Input data:

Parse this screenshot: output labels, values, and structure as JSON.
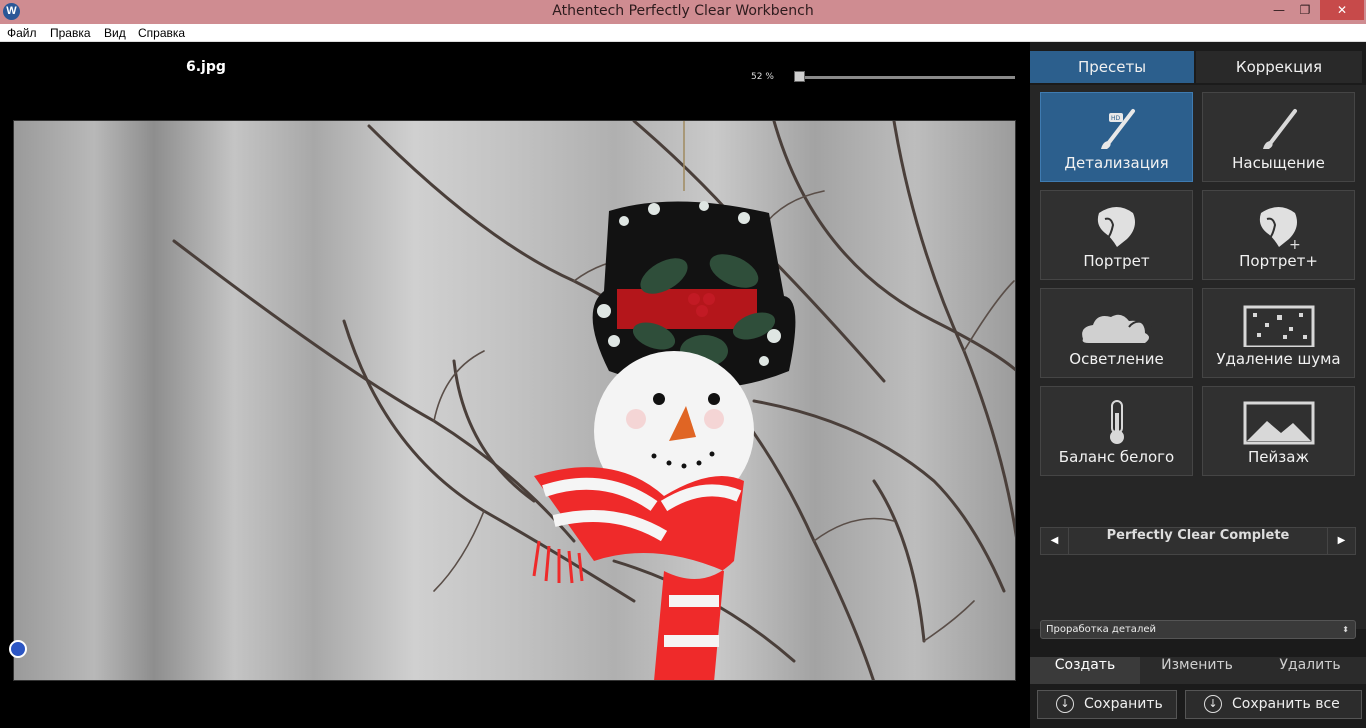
{
  "window": {
    "app_icon": "W",
    "title": "Athentech Perfectly Clear Workbench",
    "minimize_glyph": "—",
    "maximize_glyph": "❐",
    "close_glyph": "✕"
  },
  "menu": [
    "Файл",
    "Правка",
    "Вид",
    "Справка"
  ],
  "viewer": {
    "filename": "6.jpg",
    "zoom": "52 %",
    "zoom_percent": 52
  },
  "panel": {
    "tabs": [
      "Пресеты",
      "Коррекция"
    ],
    "active_tab": 0,
    "presets": [
      {
        "label": "Детализация",
        "icon": "brush-hd-icon",
        "active": true
      },
      {
        "label": "Насыщение",
        "icon": "brush-icon",
        "active": false
      },
      {
        "label": "Портрет",
        "icon": "portrait-icon",
        "active": false
      },
      {
        "label": "Портрет+",
        "icon": "portrait-plus-icon",
        "active": false
      },
      {
        "label": "Осветление",
        "icon": "cloud-icon",
        "active": false
      },
      {
        "label": "Удаление шума",
        "icon": "noise-icon",
        "active": false
      },
      {
        "label": "Баланс белого",
        "icon": "thermometer-icon",
        "active": false
      },
      {
        "label": "Пейзаж",
        "icon": "landscape-icon",
        "active": false
      }
    ],
    "profile": {
      "prev_glyph": "◀",
      "name": "Perfectly Clear Complete",
      "next_glyph": "▶"
    },
    "select_value": "Проработка деталей",
    "select_arrow": "⬍",
    "actions": [
      "Создать",
      "Изменить",
      "Удалить"
    ],
    "save": "Сохранить",
    "save_all": "Сохранить все",
    "save_glyph": "↓"
  },
  "colors": {
    "title_bar": "#cf8c91",
    "accent": "#2c5f8d",
    "panel_bg": "#1b1b1b"
  }
}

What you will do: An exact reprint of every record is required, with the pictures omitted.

The answer:
Parse this screenshot: output labels, values, and structure as JSON.
{
  "window": {
    "app_icon": "W",
    "title": "Athentech Perfectly Clear Workbench",
    "minimize_glyph": "—",
    "maximize_glyph": "❐",
    "close_glyph": "✕"
  },
  "menu": [
    "Файл",
    "Правка",
    "Вид",
    "Справка"
  ],
  "viewer": {
    "filename": "6.jpg",
    "zoom": "52 %",
    "zoom_percent": 52
  },
  "panel": {
    "tabs": [
      "Пресеты",
      "Коррекция"
    ],
    "active_tab": 0,
    "presets": [
      {
        "label": "Детализация",
        "icon": "brush-hd-icon",
        "active": true
      },
      {
        "label": "Насыщение",
        "icon": "brush-icon",
        "active": false
      },
      {
        "label": "Портрет",
        "icon": "portrait-icon",
        "active": false
      },
      {
        "label": "Портрет+",
        "icon": "portrait-plus-icon",
        "active": false
      },
      {
        "label": "Осветление",
        "icon": "cloud-icon",
        "active": false
      },
      {
        "label": "Удаление шума",
        "icon": "noise-icon",
        "active": false
      },
      {
        "label": "Баланс белого",
        "icon": "thermometer-icon",
        "active": false
      },
      {
        "label": "Пейзаж",
        "icon": "landscape-icon",
        "active": false
      }
    ],
    "profile": {
      "prev_glyph": "◀",
      "name": "Perfectly Clear Complete",
      "next_glyph": "▶"
    },
    "select_value": "Проработка деталей",
    "select_arrow": "⬍",
    "actions": [
      "Создать",
      "Изменить",
      "Удалить"
    ],
    "save": "Сохранить",
    "save_all": "Сохранить все",
    "save_glyph": "↓"
  },
  "colors": {
    "title_bar": "#cf8c91",
    "accent": "#2c5f8d",
    "panel_bg": "#1b1b1b"
  }
}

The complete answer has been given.